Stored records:
Content starts
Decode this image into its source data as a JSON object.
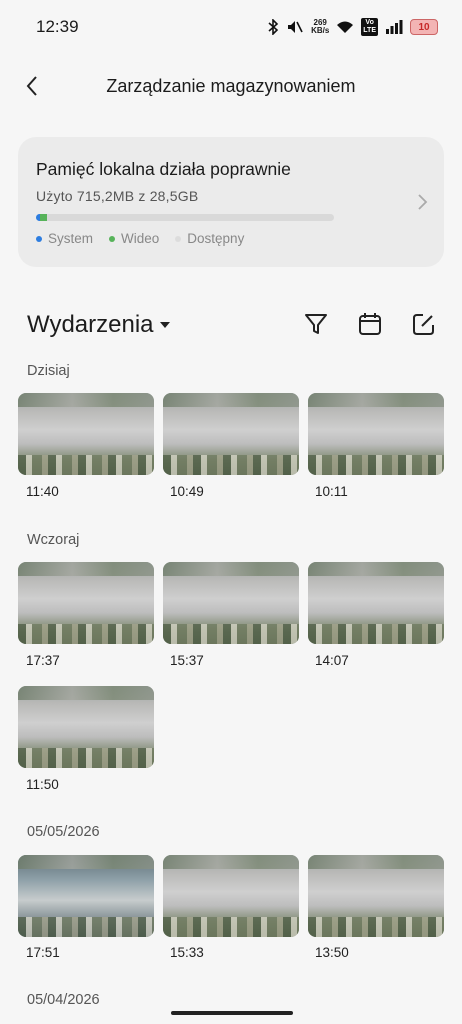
{
  "status_bar": {
    "time": "12:39",
    "net_speed_value": "269",
    "net_speed_unit": "KB/s",
    "volte_line1": "Vo",
    "volte_line2": "LTE",
    "battery": "10",
    "icons": [
      "bluetooth-icon",
      "mute-icon",
      "wifi-icon",
      "signal-icon",
      "battery-icon"
    ]
  },
  "header": {
    "title": "Zarządzanie magazynowaniem",
    "back_icon": "chevron-left-icon"
  },
  "storage": {
    "title": "Pamięć lokalna działa poprawnie",
    "usage": "Użyto 715,2MB z 28,5GB",
    "system_fraction": 0.012,
    "video_fraction": 0.025,
    "legend": [
      {
        "label": "System",
        "color": "#2d7de0"
      },
      {
        "label": "Wideo",
        "color": "#57b35a"
      },
      {
        "label": "Dostępny",
        "color": "#d9d9d9"
      }
    ]
  },
  "events": {
    "title": "Wydarzenia",
    "tools": [
      "filter-icon",
      "calendar-icon",
      "edit-icon"
    ]
  },
  "groups": [
    {
      "label": "Dzisiaj",
      "items": [
        "11:40",
        "10:49",
        "10:11"
      ]
    },
    {
      "label": "Wczoraj",
      "items": [
        "17:37",
        "15:37",
        "14:07",
        "11:50"
      ]
    },
    {
      "label": "05/05/2026",
      "items": [
        "17:51",
        "15:33",
        "13:50"
      ]
    },
    {
      "label": "05/04/2026",
      "items": []
    }
  ],
  "colors": {
    "accent_system": "#2d7de0",
    "accent_video": "#57b35a",
    "background": "#f6f6f6",
    "card": "#ebebeb"
  }
}
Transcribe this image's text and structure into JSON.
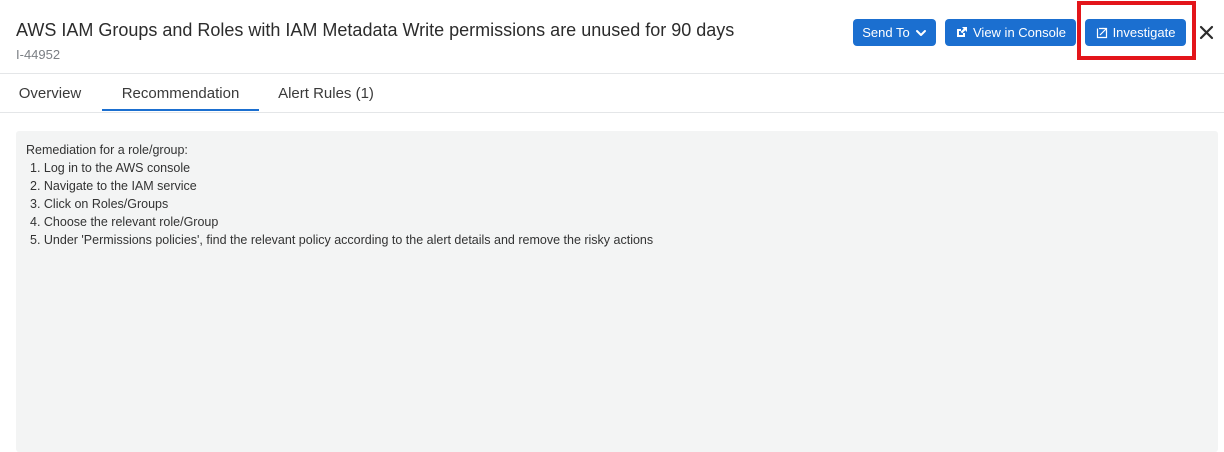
{
  "header": {
    "title": "AWS IAM Groups and Roles with IAM Metadata Write permissions are unused for 90 days",
    "id": "I-44952"
  },
  "actions": {
    "send_to": "Send To",
    "view_in_console": "View in Console",
    "investigate": "Investigate"
  },
  "tabs": [
    {
      "label": "Overview",
      "active": false
    },
    {
      "label": "Recommendation",
      "active": true
    },
    {
      "label": "Alert Rules (1)",
      "active": false
    }
  ],
  "recommendation": {
    "heading": "Remediation for a role/group:",
    "steps": [
      "1. Log in to the AWS console",
      "2. Navigate to the IAM service",
      "3. Click on Roles/Groups",
      "4. Choose the relevant role/Group",
      "5. Under 'Permissions policies', find the relevant policy according to the alert details and remove the risky actions"
    ]
  },
  "colors": {
    "accent": "#1b6fd0",
    "highlight_box": "#e3151a",
    "panel_bg": "#f3f4f4"
  },
  "icons": {
    "send_to": "chevron-down-icon",
    "view_in_console": "external-link-icon",
    "investigate": "investigate-icon",
    "close": "close-icon"
  }
}
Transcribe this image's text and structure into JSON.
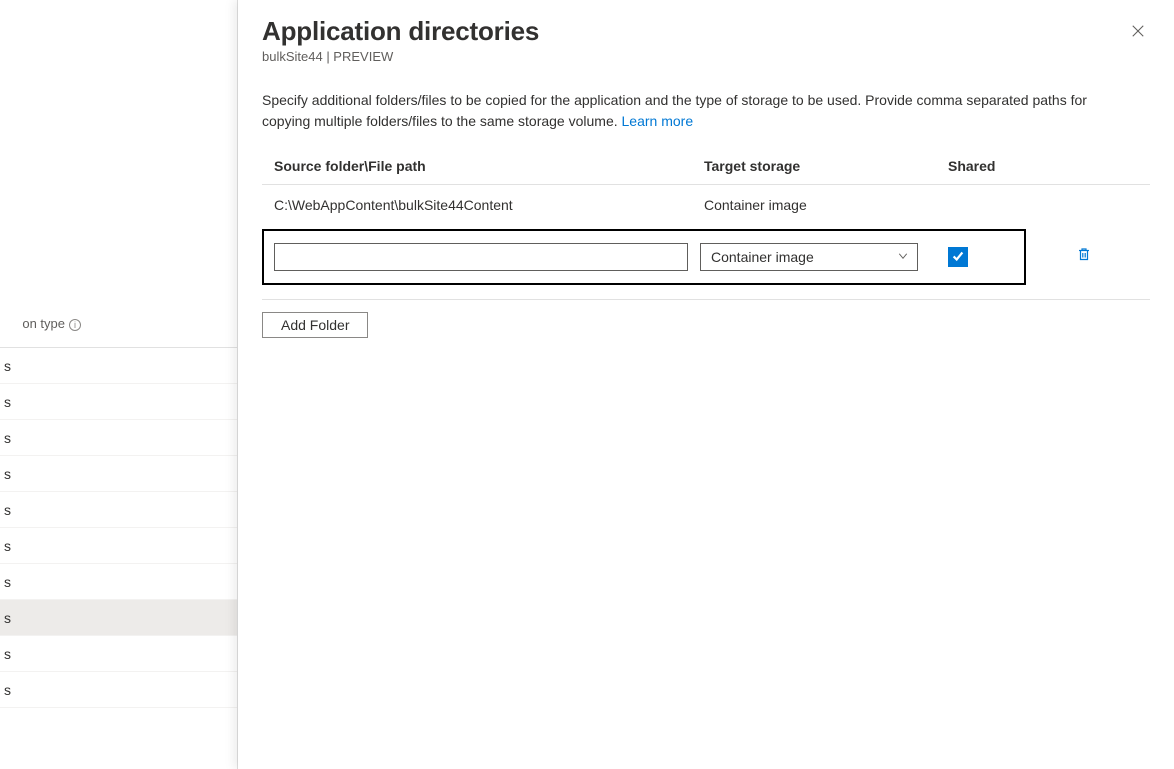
{
  "left_panel": {
    "filter_label": "on type",
    "rows": [
      "s",
      "s",
      "s",
      "s",
      "s",
      "s",
      "s",
      "s",
      "s",
      "s"
    ],
    "active_index": 7
  },
  "blade": {
    "title": "Application directories",
    "subtitle": "bulkSite44 | PREVIEW",
    "description": "Specify additional folders/files to be copied for the application and the type of storage to be used. Provide comma separated paths for copying multiple folders/files to the same storage volume. ",
    "learn_more": "Learn more",
    "columns": {
      "source": "Source folder\\File path",
      "target": "Target storage",
      "shared": "Shared"
    },
    "rows": [
      {
        "source": "C:\\WebAppContent\\bulkSite44Content",
        "target": "Container image"
      }
    ],
    "form_row": {
      "source_value": "",
      "target_selected": "Container image",
      "shared_checked": true
    },
    "add_button": "Add Folder"
  }
}
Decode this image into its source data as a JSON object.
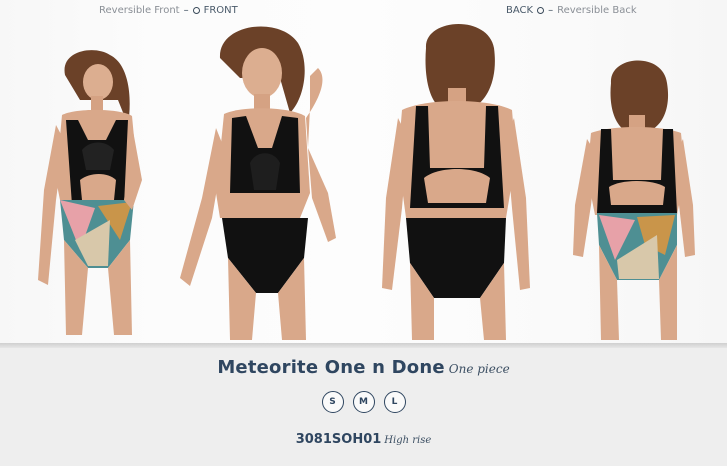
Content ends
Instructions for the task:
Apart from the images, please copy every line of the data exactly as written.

Finished exercise:
Decode this image into its source data as a JSON object.
{
  "status_bar": {
    "time": "12:39",
    "net_speed_value": "269",
    "net_speed_unit": "KB/s",
    "volte_line1": "Vo",
    "volte_line2": "LTE",
    "battery": "10",
    "icons": [
      "bluetooth-icon",
      "mute-icon",
      "wifi-icon",
      "signal-icon",
      "battery-icon"
    ]
  },
  "header": {
    "title": "Zarządzanie magazynowaniem",
    "back_icon": "chevron-left-icon"
  },
  "storage": {
    "title": "Pamięć lokalna działa poprawnie",
    "usage": "Użyto 715,2MB z 28,5GB",
    "system_fraction": 0.012,
    "video_fraction": 0.025,
    "legend": [
      {
        "label": "System",
        "color": "#2d7de0"
      },
      {
        "label": "Wideo",
        "color": "#57b35a"
      },
      {
        "label": "Dostępny",
        "color": "#d9d9d9"
      }
    ]
  },
  "events": {
    "title": "Wydarzenia",
    "tools": [
      "filter-icon",
      "calendar-icon",
      "edit-icon"
    ]
  },
  "groups": [
    {
      "label": "Dzisiaj",
      "items": [
        "11:40",
        "10:49",
        "10:11"
      ]
    },
    {
      "label": "Wczoraj",
      "items": [
        "17:37",
        "15:37",
        "14:07",
        "11:50"
      ]
    },
    {
      "label": "05/05/2026",
      "items": [
        "17:51",
        "15:33",
        "13:50"
      ]
    },
    {
      "label": "05/04/2026",
      "items": []
    }
  ],
  "colors": {
    "accent_system": "#2d7de0",
    "accent_video": "#57b35a",
    "background": "#f6f6f6",
    "card": "#ebebeb"
  }
}
Transcribe this image's text and structure into JSON.
{
  "header": {
    "title": "AWS IAM Groups and Roles with IAM Metadata Write permissions are unused for 90 days",
    "id": "I-44952"
  },
  "actions": {
    "send_to": "Send To",
    "view_in_console": "View in Console",
    "investigate": "Investigate"
  },
  "tabs": [
    {
      "label": "Overview",
      "active": false
    },
    {
      "label": "Recommendation",
      "active": true
    },
    {
      "label": "Alert Rules (1)",
      "active": false
    }
  ],
  "recommendation": {
    "heading": "Remediation for a role/group:",
    "steps": [
      "1. Log in to the AWS console",
      "2. Navigate to the IAM service",
      "3. Click on Roles/Groups",
      "4. Choose the relevant role/Group",
      "5. Under 'Permissions policies', find the relevant policy according to the alert details and remove the risky actions"
    ]
  },
  "colors": {
    "accent": "#1b6fd0",
    "highlight_box": "#e3151a",
    "panel_bg": "#f3f4f4"
  },
  "icons": {
    "send_to": "chevron-down-icon",
    "view_in_console": "external-link-icon",
    "investigate": "investigate-icon",
    "close": "close-icon"
  }
}
Transcribe this image's text and structure into JSON.
{
  "left_panel": {
    "filter_label": "on type",
    "rows": [
      "s",
      "s",
      "s",
      "s",
      "s",
      "s",
      "s",
      "s",
      "s",
      "s"
    ],
    "active_index": 7
  },
  "blade": {
    "title": "Application directories",
    "subtitle": "bulkSite44 | PREVIEW",
    "description": "Specify additional folders/files to be copied for the application and the type of storage to be used. Provide comma separated paths for copying multiple folders/files to the same storage volume. ",
    "learn_more": "Learn more",
    "columns": {
      "source": "Source folder\\File path",
      "target": "Target storage",
      "shared": "Shared"
    },
    "rows": [
      {
        "source": "C:\\WebAppContent\\bulkSite44Content",
        "target": "Container image"
      }
    ],
    "form_row": {
      "source_value": "",
      "target_selected": "Container image",
      "shared_checked": true
    },
    "add_button": "Add Folder"
  }
}
Decode this image into its source data as a JSON object.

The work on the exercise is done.